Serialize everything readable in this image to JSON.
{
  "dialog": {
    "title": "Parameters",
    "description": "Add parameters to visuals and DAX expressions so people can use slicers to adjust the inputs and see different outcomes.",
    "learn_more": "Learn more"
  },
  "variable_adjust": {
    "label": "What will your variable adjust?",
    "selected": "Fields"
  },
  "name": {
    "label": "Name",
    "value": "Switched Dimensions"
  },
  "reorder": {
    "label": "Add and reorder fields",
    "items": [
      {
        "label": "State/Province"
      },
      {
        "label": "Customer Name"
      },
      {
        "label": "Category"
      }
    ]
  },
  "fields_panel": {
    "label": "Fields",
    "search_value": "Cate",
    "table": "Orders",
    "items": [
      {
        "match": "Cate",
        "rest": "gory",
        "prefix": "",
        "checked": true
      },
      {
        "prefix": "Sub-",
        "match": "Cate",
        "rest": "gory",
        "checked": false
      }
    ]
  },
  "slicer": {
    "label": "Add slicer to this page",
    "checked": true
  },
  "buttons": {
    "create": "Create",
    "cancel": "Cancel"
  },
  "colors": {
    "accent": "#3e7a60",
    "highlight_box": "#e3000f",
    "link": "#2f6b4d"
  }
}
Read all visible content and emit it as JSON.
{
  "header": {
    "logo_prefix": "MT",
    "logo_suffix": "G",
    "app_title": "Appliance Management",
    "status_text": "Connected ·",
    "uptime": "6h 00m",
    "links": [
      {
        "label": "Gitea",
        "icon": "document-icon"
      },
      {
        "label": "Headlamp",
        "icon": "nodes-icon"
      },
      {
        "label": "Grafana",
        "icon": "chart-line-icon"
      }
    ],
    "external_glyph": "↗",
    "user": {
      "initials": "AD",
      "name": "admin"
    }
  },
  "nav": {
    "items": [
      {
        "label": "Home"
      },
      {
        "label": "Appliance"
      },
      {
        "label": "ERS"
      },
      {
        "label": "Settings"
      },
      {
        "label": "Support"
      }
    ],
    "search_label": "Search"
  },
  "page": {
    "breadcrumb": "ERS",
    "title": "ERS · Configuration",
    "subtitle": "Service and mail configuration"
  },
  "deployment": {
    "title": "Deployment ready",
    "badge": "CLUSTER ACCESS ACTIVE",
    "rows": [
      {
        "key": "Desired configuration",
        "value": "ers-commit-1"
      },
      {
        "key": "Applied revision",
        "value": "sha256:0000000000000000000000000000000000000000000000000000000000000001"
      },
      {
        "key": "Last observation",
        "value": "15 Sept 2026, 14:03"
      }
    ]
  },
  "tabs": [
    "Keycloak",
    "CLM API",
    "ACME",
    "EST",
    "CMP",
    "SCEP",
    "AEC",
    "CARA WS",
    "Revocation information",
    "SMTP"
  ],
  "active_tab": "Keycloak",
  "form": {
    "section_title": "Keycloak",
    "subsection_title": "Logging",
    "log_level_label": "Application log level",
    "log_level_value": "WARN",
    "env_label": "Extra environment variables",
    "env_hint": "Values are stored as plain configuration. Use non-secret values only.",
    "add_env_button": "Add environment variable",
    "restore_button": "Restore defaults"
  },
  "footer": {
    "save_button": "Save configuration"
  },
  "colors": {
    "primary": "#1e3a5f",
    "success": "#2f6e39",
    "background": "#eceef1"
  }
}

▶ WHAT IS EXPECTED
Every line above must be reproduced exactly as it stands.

▶ RESPONSE TO THIS EXERCISE
Serialize everything readable in this image to JSON.
{
  "dialog": {
    "title": "Parameters",
    "description": "Add parameters to visuals and DAX expressions so people can use slicers to adjust the inputs and see different outcomes.",
    "learn_more": "Learn more"
  },
  "variable_adjust": {
    "label": "What will your variable adjust?",
    "selected": "Fields"
  },
  "name": {
    "label": "Name",
    "value": "Switched Dimensions"
  },
  "reorder": {
    "label": "Add and reorder fields",
    "items": [
      {
        "label": "State/Province"
      },
      {
        "label": "Customer Name"
      },
      {
        "label": "Category"
      }
    ]
  },
  "fields_panel": {
    "label": "Fields",
    "search_value": "Cate",
    "table": "Orders",
    "items": [
      {
        "match": "Cate",
        "rest": "gory",
        "prefix": "",
        "checked": true
      },
      {
        "prefix": "Sub-",
        "match": "Cate",
        "rest": "gory",
        "checked": false
      }
    ]
  },
  "slicer": {
    "label": "Add slicer to this page",
    "checked": true
  },
  "buttons": {
    "create": "Create",
    "cancel": "Cancel"
  },
  "colors": {
    "accent": "#3e7a60",
    "highlight_box": "#e3000f",
    "link": "#2f6b4d"
  }
}
Read all visible content and emit it as JSON.
{
  "header": {
    "logo_prefix": "MT",
    "logo_suffix": "G",
    "app_title": "Appliance Management",
    "status_text": "Connected ·",
    "uptime": "6h 00m",
    "links": [
      {
        "label": "Gitea",
        "icon": "document-icon"
      },
      {
        "label": "Headlamp",
        "icon": "nodes-icon"
      },
      {
        "label": "Grafana",
        "icon": "chart-line-icon"
      }
    ],
    "external_glyph": "↗",
    "user": {
      "initials": "AD",
      "name": "admin"
    }
  },
  "nav": {
    "items": [
      {
        "label": "Home"
      },
      {
        "label": "Appliance"
      },
      {
        "label": "ERS"
      },
      {
        "label": "Settings"
      },
      {
        "label": "Support"
      }
    ],
    "search_label": "Search"
  },
  "page": {
    "breadcrumb": "ERS",
    "title": "ERS · Configuration",
    "subtitle": "Service and mail configuration"
  },
  "deployment": {
    "title": "Deployment ready",
    "badge": "CLUSTER ACCESS ACTIVE",
    "rows": [
      {
        "key": "Desired configuration",
        "value": "ers-commit-1"
      },
      {
        "key": "Applied revision",
        "value": "sha256:0000000000000000000000000000000000000000000000000000000000000001"
      },
      {
        "key": "Last observation",
        "value": "15 Sept 2026, 14:03"
      }
    ]
  },
  "tabs": [
    "Keycloak",
    "CLM API",
    "ACME",
    "EST",
    "CMP",
    "SCEP",
    "AEC",
    "CARA WS",
    "Revocation information",
    "SMTP"
  ],
  "active_tab": "Keycloak",
  "form": {
    "section_title": "Keycloak",
    "subsection_title": "Logging",
    "log_level_label": "Application log level",
    "log_level_value": "WARN",
    "env_label": "Extra environment variables",
    "env_hint": "Values are stored as plain configuration. Use non-secret values only.",
    "add_env_button": "Add environment variable",
    "restore_button": "Restore defaults"
  },
  "footer": {
    "save_button": "Save configuration"
  },
  "colors": {
    "primary": "#1e3a5f",
    "success": "#2f6e39",
    "background": "#eceef1"
  }
}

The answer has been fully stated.